Data records:
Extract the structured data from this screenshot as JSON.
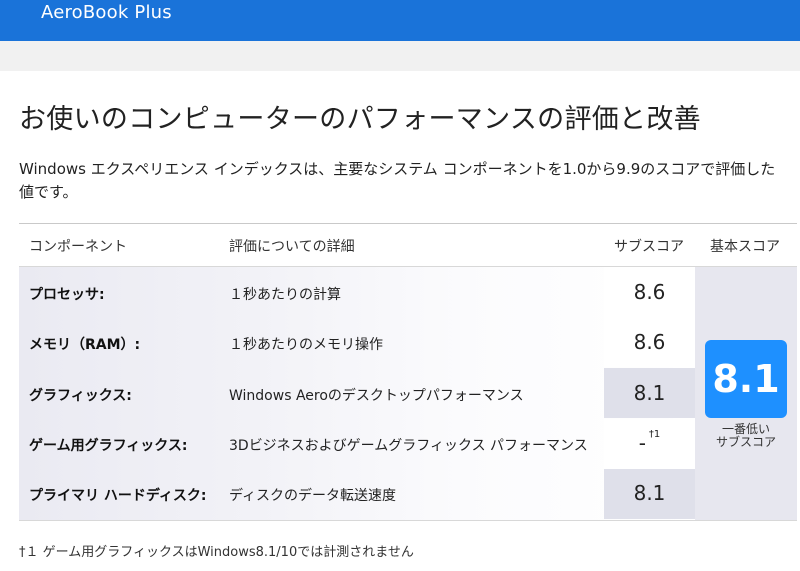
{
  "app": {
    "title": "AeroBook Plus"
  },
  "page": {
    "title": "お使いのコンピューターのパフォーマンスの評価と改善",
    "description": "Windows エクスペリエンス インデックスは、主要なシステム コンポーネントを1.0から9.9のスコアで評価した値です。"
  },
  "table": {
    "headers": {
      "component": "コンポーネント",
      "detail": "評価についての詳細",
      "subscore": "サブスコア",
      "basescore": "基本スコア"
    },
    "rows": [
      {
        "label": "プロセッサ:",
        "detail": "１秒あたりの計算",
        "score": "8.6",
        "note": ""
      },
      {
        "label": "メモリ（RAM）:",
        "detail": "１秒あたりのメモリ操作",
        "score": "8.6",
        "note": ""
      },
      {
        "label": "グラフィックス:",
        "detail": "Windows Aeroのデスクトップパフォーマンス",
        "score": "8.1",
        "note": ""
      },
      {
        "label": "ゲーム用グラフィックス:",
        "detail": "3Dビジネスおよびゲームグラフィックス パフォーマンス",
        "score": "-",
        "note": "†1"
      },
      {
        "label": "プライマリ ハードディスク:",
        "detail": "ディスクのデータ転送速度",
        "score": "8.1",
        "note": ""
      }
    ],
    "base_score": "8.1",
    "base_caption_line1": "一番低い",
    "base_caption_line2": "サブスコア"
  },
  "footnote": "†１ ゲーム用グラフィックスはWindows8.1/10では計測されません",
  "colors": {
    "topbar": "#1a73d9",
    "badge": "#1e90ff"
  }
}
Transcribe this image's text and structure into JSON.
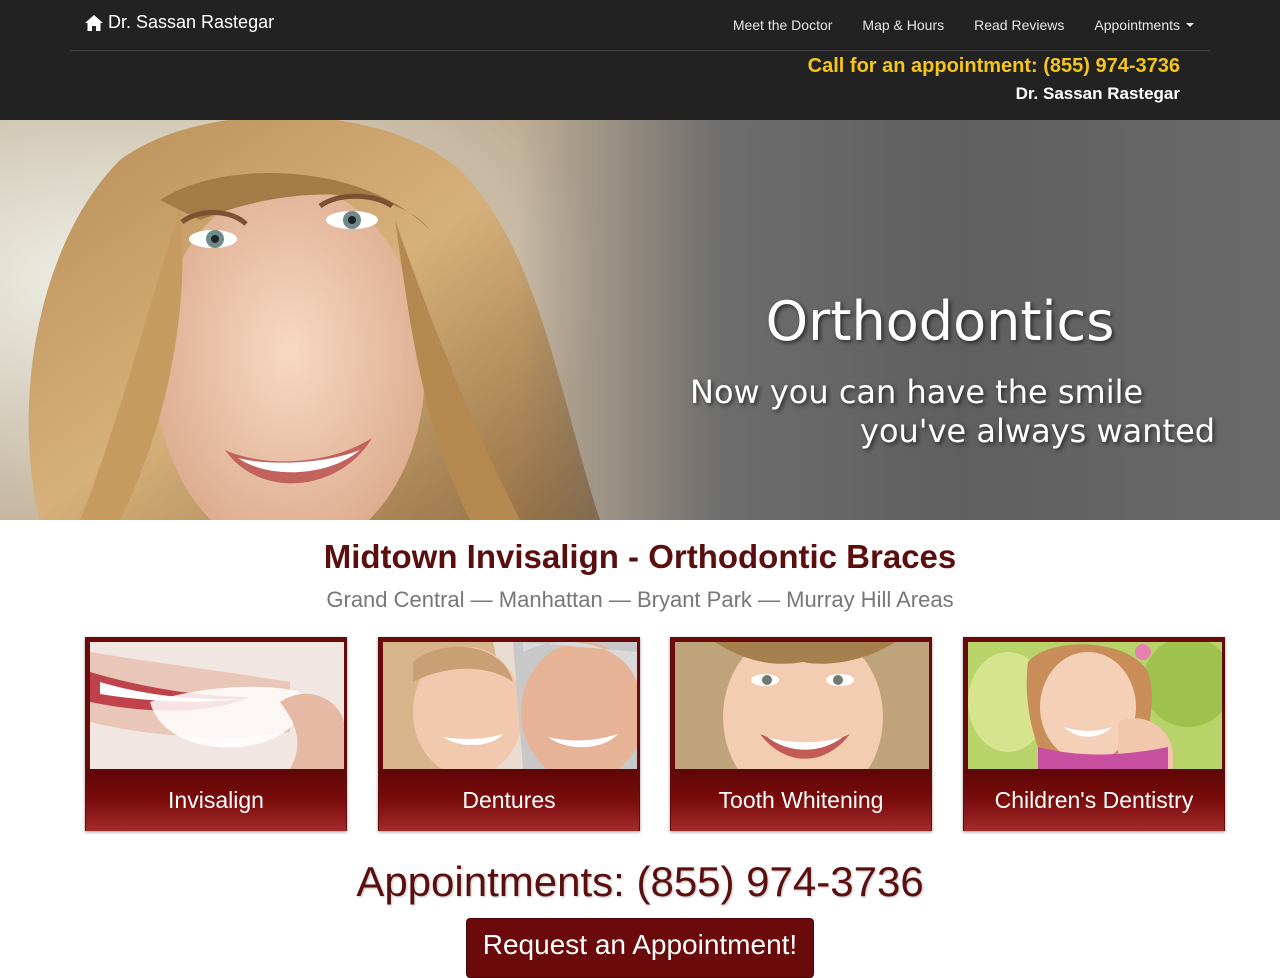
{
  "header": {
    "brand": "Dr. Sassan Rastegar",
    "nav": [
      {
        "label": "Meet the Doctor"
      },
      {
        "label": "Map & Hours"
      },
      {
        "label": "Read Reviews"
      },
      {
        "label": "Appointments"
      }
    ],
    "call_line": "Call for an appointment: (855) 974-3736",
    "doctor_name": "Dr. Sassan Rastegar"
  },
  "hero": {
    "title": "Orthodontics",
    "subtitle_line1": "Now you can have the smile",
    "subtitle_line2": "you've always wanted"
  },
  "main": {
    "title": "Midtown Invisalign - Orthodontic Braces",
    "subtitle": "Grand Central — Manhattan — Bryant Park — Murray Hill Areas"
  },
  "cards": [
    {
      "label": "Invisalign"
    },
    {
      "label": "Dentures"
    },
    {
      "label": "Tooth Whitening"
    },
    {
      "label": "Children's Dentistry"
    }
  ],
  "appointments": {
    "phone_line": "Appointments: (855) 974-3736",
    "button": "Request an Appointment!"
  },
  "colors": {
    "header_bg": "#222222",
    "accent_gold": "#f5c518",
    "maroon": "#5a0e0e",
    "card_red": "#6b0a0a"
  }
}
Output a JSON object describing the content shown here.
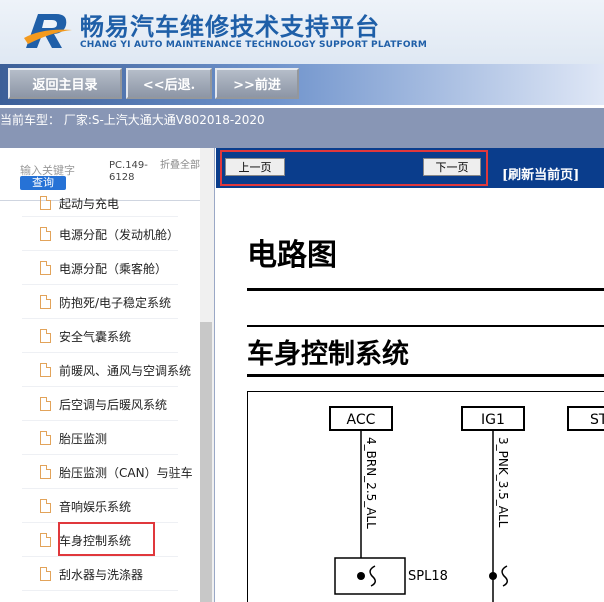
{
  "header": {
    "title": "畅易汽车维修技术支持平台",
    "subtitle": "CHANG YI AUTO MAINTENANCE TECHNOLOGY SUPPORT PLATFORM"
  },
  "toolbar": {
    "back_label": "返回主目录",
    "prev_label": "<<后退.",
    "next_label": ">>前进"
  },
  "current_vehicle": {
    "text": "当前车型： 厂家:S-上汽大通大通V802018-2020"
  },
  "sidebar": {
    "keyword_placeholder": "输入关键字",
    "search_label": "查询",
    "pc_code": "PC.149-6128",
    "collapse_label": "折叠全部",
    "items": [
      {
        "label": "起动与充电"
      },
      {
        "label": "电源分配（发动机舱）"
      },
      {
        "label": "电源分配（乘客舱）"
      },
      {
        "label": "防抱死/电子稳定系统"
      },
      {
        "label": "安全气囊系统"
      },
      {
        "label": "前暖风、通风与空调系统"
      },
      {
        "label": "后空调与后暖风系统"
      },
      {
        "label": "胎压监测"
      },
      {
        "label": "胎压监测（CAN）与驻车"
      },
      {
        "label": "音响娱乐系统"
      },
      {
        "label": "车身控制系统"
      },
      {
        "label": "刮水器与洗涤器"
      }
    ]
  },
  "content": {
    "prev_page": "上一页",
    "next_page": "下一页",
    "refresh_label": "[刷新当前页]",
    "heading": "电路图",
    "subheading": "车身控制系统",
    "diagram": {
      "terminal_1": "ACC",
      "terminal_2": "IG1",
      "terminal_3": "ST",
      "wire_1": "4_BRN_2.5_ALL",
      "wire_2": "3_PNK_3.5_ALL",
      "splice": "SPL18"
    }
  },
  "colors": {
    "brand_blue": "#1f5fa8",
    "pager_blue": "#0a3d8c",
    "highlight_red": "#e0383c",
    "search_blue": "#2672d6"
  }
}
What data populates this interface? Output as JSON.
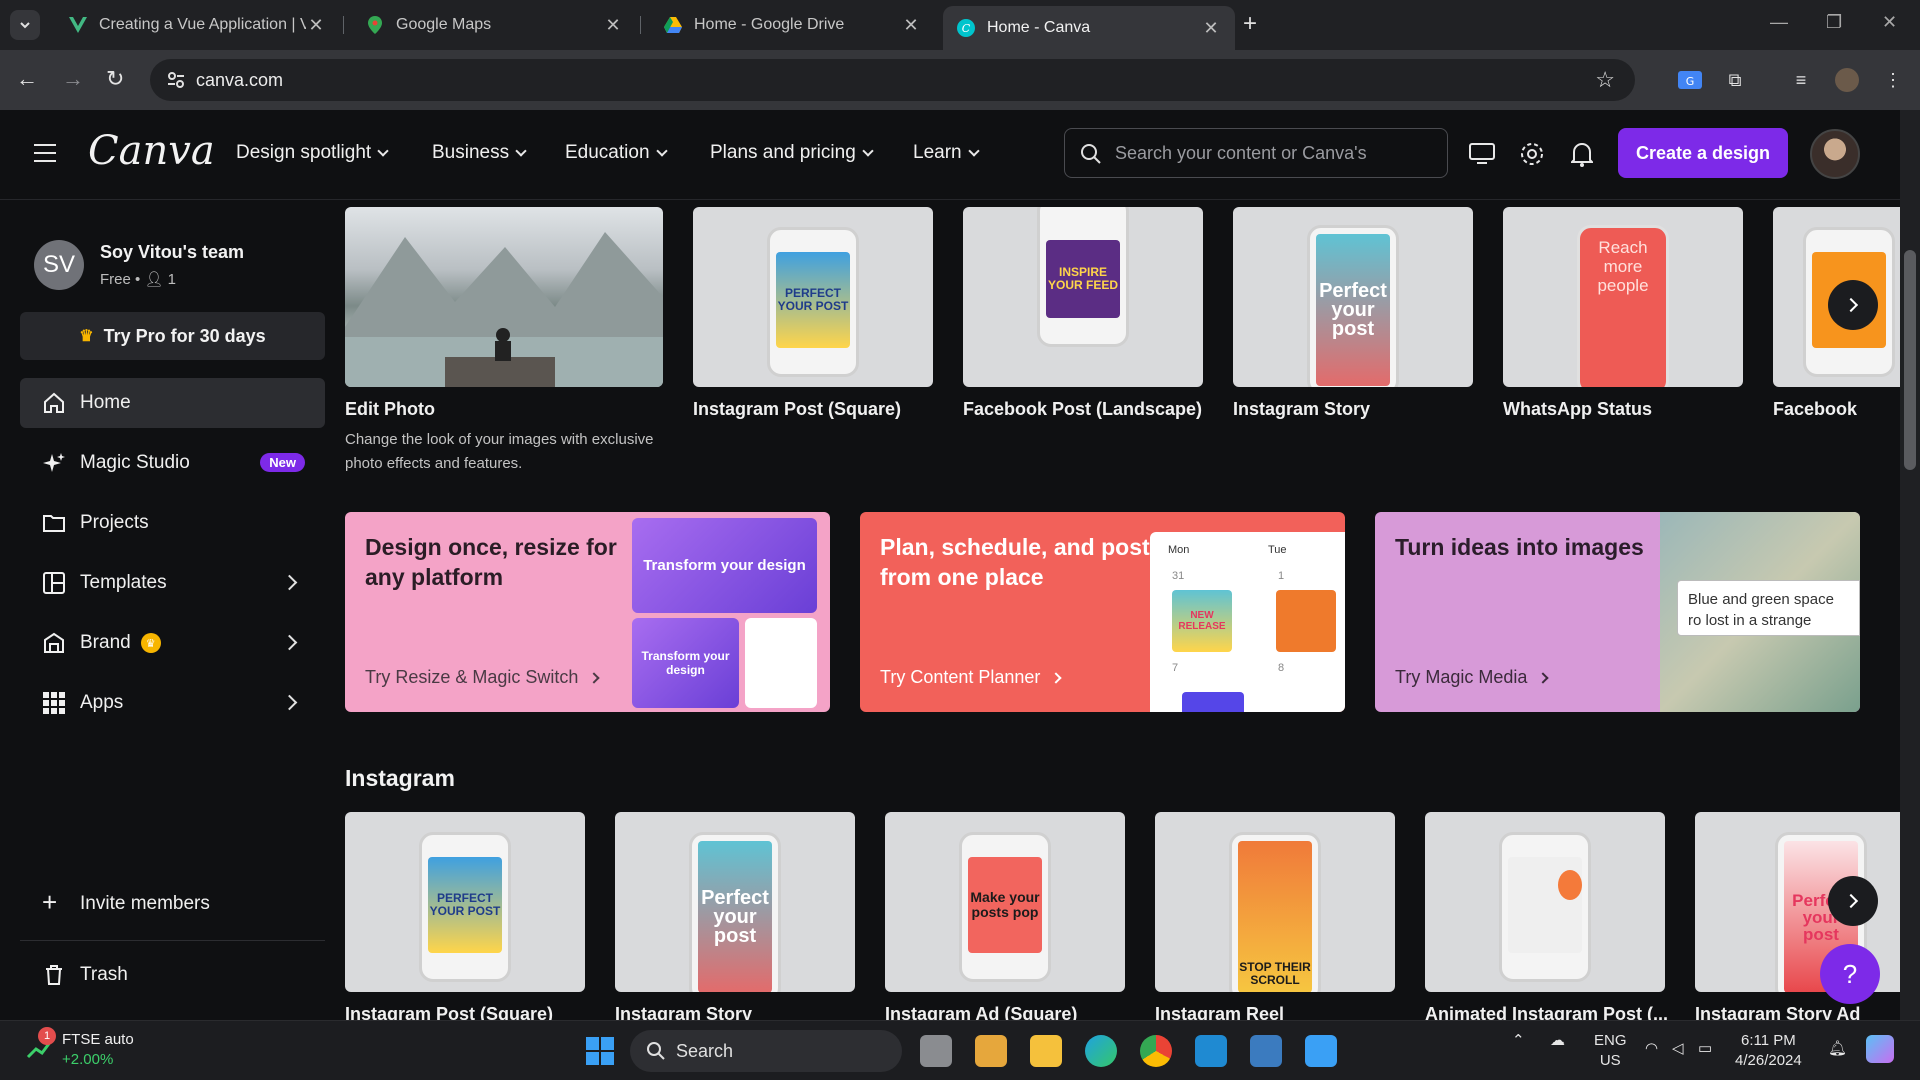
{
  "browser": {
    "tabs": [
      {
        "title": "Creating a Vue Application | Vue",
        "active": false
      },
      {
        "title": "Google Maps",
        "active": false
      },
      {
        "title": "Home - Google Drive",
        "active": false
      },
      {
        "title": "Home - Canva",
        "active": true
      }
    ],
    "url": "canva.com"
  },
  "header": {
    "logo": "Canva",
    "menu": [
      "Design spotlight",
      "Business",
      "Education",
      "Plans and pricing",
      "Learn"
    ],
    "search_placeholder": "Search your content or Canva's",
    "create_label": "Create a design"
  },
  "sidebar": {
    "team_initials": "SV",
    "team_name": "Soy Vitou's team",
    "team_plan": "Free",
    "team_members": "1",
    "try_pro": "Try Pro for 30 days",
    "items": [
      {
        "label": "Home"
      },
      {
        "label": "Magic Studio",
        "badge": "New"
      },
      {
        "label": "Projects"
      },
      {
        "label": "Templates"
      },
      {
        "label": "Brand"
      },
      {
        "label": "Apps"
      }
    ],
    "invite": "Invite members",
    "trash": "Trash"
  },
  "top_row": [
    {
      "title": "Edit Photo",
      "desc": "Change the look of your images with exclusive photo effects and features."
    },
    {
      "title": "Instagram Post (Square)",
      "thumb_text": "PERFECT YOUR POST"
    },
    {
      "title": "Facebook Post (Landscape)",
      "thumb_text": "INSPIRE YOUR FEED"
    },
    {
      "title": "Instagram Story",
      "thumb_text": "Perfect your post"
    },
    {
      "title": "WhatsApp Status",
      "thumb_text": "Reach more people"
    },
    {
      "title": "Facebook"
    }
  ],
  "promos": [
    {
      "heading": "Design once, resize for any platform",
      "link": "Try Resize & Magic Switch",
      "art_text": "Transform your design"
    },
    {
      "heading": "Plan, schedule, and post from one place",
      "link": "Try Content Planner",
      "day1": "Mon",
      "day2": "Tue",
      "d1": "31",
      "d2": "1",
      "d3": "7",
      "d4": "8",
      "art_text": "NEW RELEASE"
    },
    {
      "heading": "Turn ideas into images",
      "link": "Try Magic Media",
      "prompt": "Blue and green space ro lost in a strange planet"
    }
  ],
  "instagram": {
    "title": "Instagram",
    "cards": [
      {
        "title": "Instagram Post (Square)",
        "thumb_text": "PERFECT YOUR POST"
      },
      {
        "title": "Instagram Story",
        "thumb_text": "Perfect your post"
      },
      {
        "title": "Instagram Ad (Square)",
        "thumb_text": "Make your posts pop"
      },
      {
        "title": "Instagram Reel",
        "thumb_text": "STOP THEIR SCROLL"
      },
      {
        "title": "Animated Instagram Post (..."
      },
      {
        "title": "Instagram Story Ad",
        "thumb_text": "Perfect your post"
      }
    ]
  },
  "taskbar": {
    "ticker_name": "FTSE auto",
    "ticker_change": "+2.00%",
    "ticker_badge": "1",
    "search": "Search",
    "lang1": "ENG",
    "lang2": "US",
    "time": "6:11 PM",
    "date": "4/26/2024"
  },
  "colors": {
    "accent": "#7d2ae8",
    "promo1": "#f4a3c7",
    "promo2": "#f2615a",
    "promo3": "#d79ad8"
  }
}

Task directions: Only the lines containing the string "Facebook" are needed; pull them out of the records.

Result for this exercise:
      "title": "Facebook Post (Landscape)",
      "title": "Facebook"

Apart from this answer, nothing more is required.